[What you should do]: Among the entries below, find all lines that include "Procedure" and copy them.

[Input material]:

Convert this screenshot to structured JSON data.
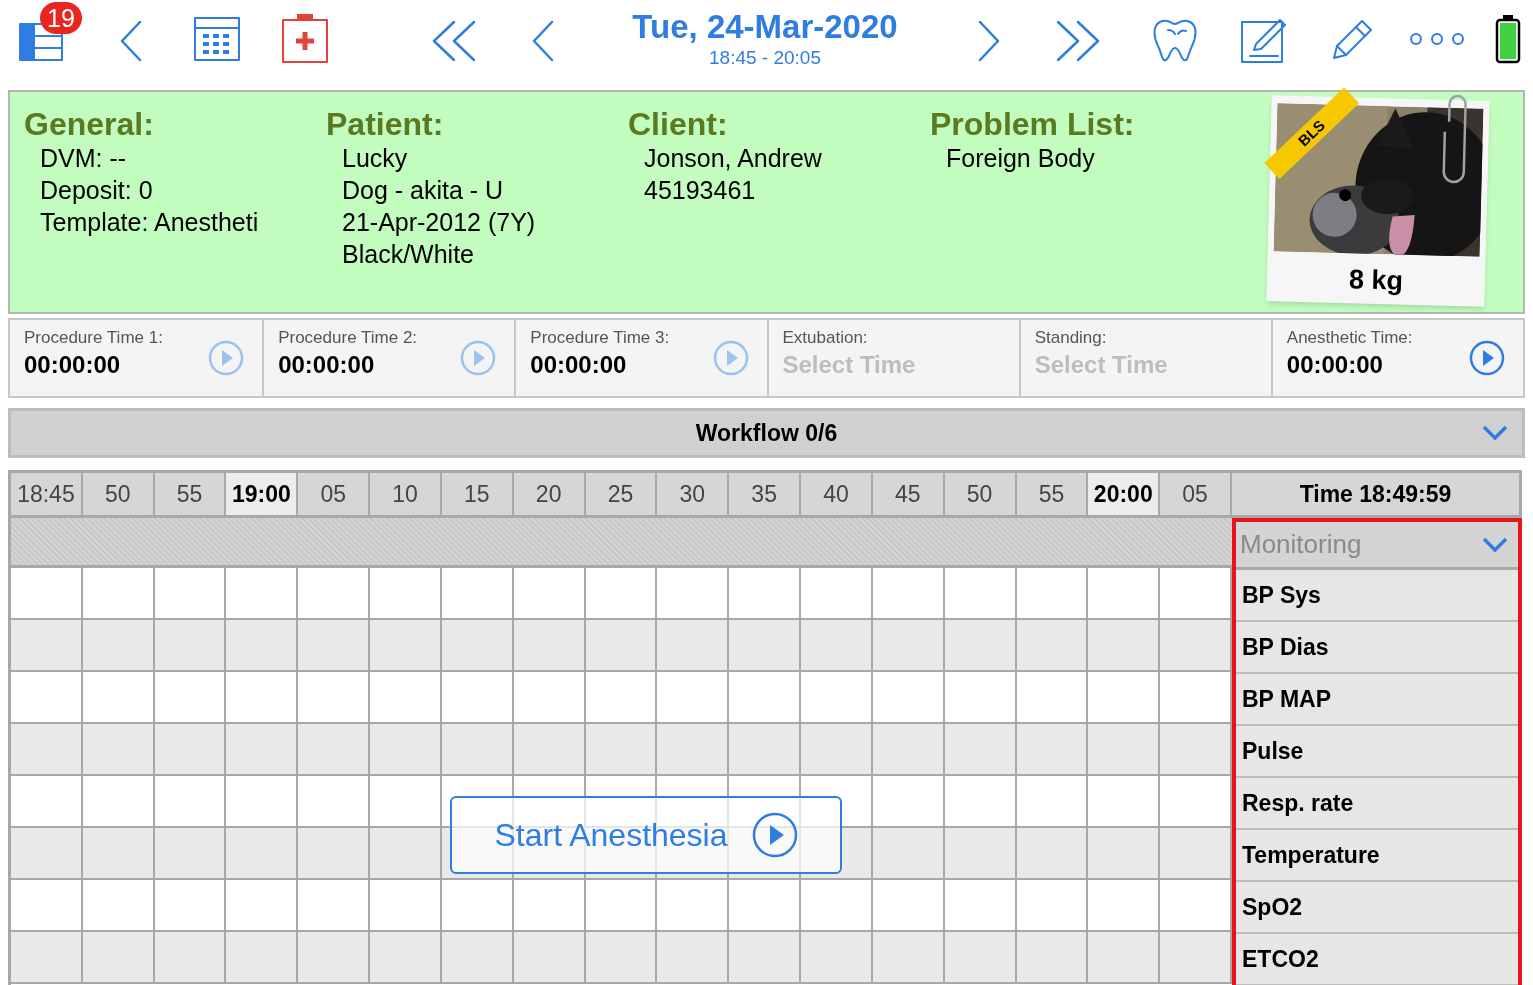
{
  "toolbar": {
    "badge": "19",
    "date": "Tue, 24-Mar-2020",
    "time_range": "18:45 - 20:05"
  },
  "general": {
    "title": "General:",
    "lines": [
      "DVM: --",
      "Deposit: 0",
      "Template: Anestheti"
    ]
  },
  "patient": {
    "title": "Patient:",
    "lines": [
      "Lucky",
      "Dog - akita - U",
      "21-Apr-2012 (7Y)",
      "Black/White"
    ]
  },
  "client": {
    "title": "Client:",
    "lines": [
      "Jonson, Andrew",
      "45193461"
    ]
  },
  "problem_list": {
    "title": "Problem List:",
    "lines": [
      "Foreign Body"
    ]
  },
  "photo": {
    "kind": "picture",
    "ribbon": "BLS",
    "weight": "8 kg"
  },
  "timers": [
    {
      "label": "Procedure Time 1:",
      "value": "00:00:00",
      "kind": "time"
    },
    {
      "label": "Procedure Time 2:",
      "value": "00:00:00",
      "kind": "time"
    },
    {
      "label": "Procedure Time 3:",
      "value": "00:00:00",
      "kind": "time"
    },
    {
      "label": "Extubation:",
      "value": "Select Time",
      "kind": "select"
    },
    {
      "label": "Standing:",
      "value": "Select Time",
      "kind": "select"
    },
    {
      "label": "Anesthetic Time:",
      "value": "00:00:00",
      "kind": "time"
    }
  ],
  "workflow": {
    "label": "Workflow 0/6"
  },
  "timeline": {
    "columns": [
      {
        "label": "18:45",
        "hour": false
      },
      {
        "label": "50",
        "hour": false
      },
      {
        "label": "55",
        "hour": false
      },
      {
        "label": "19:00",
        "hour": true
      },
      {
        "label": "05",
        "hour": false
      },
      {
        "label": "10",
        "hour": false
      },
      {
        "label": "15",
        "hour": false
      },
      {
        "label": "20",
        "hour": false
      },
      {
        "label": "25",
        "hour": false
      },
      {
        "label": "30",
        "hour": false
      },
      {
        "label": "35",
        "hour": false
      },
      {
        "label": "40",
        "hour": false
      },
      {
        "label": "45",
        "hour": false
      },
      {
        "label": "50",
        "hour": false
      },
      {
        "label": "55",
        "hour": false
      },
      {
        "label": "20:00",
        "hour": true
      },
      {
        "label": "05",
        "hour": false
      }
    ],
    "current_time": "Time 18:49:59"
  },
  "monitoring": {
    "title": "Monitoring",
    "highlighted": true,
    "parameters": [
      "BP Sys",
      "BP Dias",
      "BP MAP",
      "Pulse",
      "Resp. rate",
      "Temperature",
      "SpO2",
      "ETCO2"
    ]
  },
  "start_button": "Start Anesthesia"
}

[Answer to this exercise]:
      "label": "Procedure Time 1:",
      "label": "Procedure Time 2:",
      "label": "Procedure Time 3:",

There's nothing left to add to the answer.